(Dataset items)
[Start of Attachment]

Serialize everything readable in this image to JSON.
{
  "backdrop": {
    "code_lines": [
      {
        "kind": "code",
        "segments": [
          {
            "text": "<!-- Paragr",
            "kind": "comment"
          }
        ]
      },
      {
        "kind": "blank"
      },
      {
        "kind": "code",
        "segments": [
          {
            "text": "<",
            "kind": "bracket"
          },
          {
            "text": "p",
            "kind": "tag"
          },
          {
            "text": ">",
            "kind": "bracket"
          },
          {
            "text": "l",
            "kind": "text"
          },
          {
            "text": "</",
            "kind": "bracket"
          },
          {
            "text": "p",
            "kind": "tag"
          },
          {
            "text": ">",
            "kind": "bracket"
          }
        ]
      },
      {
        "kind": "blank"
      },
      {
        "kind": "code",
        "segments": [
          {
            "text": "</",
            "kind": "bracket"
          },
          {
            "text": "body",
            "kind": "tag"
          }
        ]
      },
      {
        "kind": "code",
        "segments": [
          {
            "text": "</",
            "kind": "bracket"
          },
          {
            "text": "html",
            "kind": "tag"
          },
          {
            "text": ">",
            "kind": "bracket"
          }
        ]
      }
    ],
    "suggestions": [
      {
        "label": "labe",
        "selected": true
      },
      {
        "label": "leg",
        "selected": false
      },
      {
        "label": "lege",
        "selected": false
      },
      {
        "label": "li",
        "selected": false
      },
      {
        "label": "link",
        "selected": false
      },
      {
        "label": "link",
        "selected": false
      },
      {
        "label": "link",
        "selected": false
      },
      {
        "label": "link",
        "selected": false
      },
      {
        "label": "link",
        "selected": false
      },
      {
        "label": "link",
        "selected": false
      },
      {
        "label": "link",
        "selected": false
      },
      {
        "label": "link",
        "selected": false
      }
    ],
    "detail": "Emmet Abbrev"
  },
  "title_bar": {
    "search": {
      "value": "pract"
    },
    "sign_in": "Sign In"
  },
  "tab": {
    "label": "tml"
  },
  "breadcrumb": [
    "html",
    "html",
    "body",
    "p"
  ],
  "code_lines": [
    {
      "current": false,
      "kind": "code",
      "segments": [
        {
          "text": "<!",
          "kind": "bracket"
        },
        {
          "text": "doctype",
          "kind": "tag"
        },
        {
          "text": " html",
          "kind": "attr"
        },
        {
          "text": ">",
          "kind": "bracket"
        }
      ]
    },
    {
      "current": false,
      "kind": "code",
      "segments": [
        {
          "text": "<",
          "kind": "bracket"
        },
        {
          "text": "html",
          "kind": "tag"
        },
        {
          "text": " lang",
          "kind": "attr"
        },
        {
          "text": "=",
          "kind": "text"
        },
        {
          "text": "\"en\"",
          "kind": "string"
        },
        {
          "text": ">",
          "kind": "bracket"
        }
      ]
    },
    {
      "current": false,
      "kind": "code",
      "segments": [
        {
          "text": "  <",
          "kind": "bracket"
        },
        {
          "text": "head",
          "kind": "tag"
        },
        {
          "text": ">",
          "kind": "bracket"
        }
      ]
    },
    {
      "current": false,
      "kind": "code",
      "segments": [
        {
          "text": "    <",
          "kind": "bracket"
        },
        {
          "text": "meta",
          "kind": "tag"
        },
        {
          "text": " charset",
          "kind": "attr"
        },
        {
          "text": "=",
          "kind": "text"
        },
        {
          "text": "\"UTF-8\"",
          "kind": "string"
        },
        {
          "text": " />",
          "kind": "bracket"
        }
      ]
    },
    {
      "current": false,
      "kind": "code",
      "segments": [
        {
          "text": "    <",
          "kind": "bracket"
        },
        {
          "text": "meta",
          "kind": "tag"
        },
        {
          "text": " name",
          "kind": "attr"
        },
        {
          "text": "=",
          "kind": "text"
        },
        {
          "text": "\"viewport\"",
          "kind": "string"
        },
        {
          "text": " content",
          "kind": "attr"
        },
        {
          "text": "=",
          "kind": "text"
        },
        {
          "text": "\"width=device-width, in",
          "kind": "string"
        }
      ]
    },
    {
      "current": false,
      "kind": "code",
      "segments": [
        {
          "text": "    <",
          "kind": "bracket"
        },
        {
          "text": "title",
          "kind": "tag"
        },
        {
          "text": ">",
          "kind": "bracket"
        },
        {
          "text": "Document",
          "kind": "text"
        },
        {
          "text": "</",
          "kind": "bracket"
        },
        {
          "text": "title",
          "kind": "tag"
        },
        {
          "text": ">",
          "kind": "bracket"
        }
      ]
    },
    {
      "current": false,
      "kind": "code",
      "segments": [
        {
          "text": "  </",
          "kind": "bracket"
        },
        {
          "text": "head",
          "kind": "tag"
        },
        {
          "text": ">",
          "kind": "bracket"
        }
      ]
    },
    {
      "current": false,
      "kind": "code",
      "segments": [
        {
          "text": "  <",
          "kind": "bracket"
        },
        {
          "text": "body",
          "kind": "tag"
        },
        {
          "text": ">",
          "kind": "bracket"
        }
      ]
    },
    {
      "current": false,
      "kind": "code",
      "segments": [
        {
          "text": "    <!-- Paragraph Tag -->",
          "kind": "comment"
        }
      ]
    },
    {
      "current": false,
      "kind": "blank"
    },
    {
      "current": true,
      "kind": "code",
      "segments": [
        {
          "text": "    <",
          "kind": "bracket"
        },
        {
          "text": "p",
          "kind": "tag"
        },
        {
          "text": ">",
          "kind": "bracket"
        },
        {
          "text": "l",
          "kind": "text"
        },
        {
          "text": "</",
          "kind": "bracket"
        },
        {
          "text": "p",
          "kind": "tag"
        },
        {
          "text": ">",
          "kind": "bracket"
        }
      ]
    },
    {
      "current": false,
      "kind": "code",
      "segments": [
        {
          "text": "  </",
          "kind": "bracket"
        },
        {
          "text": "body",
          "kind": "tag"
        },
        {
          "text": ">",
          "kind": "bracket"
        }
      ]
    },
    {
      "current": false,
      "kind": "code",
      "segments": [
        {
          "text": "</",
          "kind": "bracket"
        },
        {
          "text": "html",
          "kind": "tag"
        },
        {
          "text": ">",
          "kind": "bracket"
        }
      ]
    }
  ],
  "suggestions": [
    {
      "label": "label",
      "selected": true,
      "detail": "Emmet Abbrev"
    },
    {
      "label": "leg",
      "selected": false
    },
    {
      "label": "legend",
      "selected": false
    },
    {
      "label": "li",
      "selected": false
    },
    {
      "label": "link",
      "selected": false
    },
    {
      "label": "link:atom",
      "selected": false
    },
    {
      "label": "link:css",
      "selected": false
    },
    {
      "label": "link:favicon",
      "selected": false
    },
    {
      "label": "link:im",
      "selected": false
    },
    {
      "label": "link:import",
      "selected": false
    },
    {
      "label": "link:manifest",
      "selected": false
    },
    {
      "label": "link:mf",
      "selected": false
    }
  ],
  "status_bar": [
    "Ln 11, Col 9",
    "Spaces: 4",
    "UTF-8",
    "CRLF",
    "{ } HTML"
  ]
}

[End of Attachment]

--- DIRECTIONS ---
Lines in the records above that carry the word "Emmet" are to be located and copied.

--- TASK SOLUTION ---
    "detail": "Emmet Abbrev"
      "detail": "Emmet Abbrev"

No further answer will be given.